Dataset rows for apps and sites
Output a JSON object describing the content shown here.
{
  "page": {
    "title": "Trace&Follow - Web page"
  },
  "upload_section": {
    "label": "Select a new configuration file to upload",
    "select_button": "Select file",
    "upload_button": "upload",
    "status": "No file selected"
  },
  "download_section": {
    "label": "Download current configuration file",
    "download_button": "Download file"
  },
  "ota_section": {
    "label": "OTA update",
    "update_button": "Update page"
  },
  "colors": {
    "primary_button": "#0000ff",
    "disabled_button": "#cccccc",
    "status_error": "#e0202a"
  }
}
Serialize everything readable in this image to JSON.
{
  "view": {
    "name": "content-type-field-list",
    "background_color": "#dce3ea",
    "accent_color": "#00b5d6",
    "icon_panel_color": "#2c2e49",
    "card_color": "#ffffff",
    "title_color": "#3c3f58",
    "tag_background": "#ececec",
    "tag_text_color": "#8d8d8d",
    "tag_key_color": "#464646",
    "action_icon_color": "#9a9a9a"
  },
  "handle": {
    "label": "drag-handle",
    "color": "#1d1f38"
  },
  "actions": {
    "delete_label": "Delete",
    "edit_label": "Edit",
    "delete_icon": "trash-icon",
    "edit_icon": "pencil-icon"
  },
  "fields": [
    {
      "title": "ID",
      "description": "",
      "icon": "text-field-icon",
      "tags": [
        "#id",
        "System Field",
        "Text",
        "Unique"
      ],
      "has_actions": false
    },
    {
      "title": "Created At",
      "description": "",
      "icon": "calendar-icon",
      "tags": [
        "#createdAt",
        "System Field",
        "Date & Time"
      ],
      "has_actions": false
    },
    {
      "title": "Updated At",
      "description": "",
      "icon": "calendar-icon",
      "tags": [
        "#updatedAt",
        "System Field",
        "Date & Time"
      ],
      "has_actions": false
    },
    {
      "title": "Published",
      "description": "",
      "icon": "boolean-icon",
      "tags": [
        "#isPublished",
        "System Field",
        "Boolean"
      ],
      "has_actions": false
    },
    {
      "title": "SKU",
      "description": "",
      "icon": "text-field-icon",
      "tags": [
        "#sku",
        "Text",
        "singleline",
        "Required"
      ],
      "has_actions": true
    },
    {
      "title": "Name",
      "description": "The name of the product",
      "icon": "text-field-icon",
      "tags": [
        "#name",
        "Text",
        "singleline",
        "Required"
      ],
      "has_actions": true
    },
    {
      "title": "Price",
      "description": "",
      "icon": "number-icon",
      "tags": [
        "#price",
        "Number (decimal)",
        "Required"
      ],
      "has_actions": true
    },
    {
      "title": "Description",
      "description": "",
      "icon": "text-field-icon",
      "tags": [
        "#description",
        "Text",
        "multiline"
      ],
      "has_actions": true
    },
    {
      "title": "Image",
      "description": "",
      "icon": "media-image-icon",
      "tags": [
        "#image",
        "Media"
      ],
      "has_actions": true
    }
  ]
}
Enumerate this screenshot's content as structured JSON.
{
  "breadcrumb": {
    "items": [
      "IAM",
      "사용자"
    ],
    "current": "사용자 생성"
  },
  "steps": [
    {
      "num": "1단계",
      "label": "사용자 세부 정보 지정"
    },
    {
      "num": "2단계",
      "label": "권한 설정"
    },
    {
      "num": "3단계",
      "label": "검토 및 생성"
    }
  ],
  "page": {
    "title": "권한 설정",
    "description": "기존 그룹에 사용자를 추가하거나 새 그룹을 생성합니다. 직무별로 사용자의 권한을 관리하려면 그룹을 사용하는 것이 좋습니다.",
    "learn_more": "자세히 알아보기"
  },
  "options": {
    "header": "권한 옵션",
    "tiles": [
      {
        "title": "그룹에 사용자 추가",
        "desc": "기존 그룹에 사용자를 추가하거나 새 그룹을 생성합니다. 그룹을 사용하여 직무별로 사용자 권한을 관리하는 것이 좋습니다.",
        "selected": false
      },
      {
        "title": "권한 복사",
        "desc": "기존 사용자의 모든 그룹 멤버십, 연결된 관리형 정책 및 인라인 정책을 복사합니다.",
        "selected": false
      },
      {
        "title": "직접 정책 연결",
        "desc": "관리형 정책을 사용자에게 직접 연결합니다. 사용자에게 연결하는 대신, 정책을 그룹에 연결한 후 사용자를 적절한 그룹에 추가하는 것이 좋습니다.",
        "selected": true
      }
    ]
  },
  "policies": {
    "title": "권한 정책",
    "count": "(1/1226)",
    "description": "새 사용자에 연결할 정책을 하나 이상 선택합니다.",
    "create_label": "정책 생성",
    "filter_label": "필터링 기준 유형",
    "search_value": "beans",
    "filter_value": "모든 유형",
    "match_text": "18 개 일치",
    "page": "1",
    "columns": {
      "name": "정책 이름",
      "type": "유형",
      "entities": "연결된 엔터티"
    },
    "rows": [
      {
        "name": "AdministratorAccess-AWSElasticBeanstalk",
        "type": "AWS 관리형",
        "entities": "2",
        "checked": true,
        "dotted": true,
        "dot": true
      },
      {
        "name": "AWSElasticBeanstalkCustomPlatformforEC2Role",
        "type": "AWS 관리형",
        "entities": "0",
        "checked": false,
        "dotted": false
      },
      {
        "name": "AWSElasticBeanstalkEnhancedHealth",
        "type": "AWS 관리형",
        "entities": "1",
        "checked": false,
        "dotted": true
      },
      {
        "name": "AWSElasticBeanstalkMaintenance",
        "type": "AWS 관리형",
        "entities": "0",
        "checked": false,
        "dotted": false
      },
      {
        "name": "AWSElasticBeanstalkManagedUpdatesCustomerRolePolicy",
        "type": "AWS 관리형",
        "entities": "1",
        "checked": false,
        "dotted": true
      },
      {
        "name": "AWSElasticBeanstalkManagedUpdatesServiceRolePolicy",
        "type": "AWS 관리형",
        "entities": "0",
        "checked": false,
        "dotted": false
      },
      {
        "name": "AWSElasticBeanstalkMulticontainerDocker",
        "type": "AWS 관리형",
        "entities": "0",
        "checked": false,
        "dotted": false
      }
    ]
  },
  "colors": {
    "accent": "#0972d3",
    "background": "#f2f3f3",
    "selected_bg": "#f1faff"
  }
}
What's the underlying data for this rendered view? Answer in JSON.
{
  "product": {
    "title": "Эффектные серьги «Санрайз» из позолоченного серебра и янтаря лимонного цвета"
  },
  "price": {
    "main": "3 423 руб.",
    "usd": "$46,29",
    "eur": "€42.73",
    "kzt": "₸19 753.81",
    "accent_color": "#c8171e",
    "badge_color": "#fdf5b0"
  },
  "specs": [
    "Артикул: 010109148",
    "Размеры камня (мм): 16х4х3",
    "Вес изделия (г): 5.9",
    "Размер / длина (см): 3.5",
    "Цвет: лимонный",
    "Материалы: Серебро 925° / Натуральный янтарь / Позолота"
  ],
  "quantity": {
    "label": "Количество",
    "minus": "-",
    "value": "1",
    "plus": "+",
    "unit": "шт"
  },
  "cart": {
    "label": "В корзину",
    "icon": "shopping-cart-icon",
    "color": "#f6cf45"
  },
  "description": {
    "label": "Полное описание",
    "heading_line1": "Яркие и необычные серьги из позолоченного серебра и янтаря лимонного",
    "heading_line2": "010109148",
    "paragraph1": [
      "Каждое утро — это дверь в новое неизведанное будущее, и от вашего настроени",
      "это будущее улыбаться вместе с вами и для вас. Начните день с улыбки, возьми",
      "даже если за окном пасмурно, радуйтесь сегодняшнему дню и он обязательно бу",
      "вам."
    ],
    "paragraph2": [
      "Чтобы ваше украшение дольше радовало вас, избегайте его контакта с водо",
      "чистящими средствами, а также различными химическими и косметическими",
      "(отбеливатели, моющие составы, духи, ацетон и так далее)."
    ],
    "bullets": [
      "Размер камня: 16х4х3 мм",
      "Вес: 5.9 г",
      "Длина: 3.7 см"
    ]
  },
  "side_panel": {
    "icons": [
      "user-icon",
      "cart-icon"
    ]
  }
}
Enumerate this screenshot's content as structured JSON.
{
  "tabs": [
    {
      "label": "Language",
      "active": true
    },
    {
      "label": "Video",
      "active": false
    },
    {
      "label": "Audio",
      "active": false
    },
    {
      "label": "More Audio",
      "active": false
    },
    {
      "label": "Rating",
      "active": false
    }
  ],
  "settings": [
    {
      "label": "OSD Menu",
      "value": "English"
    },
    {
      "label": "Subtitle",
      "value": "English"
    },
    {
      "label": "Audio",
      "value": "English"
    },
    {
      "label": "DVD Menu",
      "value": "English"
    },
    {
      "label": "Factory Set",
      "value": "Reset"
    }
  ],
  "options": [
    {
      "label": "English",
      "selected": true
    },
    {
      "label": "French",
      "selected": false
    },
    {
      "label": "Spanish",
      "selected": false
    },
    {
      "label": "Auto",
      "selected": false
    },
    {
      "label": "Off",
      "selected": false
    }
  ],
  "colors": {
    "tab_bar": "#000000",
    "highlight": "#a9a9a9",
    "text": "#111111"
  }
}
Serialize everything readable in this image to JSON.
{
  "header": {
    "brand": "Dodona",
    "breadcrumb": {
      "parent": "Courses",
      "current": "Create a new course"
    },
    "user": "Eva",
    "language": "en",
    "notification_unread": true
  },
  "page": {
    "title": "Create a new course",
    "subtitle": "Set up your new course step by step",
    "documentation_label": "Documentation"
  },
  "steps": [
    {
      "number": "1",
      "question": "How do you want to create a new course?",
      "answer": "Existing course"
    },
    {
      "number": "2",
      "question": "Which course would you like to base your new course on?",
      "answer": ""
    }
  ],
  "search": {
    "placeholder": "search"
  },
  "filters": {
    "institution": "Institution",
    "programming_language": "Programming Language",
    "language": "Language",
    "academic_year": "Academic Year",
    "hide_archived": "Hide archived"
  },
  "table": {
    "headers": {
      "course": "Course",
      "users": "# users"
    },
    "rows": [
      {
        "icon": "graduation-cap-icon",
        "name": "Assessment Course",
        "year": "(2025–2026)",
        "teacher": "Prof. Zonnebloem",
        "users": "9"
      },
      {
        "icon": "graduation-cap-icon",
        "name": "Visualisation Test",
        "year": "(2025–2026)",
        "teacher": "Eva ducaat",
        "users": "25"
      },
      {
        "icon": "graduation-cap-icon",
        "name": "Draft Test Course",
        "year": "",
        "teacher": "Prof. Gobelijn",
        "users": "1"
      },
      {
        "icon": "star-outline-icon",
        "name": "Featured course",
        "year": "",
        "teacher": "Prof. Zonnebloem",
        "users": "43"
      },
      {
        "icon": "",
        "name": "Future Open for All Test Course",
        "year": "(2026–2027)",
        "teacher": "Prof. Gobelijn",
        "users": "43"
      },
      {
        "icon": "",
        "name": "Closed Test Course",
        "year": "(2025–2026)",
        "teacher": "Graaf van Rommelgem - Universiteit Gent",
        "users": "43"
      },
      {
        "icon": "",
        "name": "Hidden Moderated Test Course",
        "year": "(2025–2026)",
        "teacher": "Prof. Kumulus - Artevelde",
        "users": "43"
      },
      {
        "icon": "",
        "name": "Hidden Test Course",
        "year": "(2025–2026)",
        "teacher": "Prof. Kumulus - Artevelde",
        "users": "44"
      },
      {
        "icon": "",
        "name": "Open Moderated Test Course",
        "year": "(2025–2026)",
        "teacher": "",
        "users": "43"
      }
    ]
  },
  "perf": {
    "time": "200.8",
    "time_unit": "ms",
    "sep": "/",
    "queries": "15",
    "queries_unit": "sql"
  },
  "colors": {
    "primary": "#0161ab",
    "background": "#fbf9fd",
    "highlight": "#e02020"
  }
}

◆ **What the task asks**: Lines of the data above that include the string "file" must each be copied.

◆ **Output for this task**:
    "label": "Select a new configuration file to upload",
    "select_button": "Select file",
    "status": "No file selected"
    "label": "Download current configuration file",
    "download_button": "Download file"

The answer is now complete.